* **To do**: Give every line from the entries that contains "assignation".

* **Records to use**:
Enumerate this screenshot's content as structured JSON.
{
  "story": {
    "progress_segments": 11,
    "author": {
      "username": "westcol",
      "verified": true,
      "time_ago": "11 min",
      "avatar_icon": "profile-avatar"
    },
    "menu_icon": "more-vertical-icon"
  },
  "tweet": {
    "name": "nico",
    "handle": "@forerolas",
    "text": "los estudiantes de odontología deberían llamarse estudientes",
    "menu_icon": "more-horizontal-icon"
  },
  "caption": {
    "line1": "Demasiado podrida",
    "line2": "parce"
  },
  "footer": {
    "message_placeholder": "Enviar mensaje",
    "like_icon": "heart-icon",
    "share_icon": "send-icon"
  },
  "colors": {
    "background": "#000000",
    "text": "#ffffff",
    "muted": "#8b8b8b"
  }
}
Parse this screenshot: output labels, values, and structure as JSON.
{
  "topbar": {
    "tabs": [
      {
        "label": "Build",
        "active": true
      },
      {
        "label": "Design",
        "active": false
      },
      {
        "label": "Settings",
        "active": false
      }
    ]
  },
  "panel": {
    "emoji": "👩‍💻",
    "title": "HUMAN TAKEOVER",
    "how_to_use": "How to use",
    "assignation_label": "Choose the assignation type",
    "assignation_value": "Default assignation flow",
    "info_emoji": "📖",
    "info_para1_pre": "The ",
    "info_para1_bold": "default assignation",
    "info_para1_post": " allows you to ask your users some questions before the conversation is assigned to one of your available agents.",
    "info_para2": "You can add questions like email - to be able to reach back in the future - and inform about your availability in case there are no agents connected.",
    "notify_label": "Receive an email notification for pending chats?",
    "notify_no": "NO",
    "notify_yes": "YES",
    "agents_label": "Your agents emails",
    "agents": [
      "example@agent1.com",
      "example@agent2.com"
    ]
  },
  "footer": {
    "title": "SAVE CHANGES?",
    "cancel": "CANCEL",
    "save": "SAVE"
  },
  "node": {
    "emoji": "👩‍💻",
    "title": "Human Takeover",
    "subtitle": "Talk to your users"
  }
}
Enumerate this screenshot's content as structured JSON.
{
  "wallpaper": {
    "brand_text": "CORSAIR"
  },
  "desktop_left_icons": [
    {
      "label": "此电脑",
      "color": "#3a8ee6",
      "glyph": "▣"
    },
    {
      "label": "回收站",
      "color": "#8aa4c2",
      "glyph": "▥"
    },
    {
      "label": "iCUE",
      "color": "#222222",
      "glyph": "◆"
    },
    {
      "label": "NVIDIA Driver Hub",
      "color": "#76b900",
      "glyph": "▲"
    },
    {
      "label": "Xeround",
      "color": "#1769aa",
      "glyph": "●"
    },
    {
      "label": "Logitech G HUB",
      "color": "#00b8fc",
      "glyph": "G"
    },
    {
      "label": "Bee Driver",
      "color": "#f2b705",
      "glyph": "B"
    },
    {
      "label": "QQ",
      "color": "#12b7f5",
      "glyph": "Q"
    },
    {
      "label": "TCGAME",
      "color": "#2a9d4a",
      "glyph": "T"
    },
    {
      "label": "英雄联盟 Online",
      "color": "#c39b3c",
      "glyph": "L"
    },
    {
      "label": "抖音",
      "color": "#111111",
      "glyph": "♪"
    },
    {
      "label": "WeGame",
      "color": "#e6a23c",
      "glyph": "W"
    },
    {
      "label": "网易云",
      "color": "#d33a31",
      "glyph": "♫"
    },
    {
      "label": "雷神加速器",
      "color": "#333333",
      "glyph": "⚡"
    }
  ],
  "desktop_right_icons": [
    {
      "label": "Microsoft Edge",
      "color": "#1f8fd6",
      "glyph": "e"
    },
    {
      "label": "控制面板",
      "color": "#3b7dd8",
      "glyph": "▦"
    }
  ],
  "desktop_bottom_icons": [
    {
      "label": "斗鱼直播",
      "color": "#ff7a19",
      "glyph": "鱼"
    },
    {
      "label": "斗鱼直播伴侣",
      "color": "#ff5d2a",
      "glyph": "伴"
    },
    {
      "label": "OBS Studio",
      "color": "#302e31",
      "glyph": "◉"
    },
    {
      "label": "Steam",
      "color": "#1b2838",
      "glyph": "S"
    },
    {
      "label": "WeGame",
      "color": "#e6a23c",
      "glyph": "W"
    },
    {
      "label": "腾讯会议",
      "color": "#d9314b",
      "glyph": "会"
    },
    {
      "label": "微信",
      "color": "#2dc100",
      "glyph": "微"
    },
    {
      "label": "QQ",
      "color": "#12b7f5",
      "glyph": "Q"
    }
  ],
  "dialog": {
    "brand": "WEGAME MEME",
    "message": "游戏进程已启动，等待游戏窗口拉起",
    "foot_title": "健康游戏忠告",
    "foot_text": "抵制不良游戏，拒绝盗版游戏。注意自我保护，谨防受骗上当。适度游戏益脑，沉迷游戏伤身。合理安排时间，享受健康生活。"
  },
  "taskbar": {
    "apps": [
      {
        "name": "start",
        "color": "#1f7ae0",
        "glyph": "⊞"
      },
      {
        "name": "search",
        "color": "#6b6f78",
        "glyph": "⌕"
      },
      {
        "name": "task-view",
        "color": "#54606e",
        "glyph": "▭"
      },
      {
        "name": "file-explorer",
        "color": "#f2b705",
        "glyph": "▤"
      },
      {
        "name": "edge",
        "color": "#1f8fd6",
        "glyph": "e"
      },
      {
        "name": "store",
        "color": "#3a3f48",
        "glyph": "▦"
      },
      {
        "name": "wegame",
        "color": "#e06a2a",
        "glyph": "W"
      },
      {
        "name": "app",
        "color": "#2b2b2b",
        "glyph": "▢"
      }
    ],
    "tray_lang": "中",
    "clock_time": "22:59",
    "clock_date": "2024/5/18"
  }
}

* **Written answer**:
    "assignation_label": "Choose the assignation type",
    "assignation_value": "Default assignation flow",
    "info_para1_bold": "default assignation",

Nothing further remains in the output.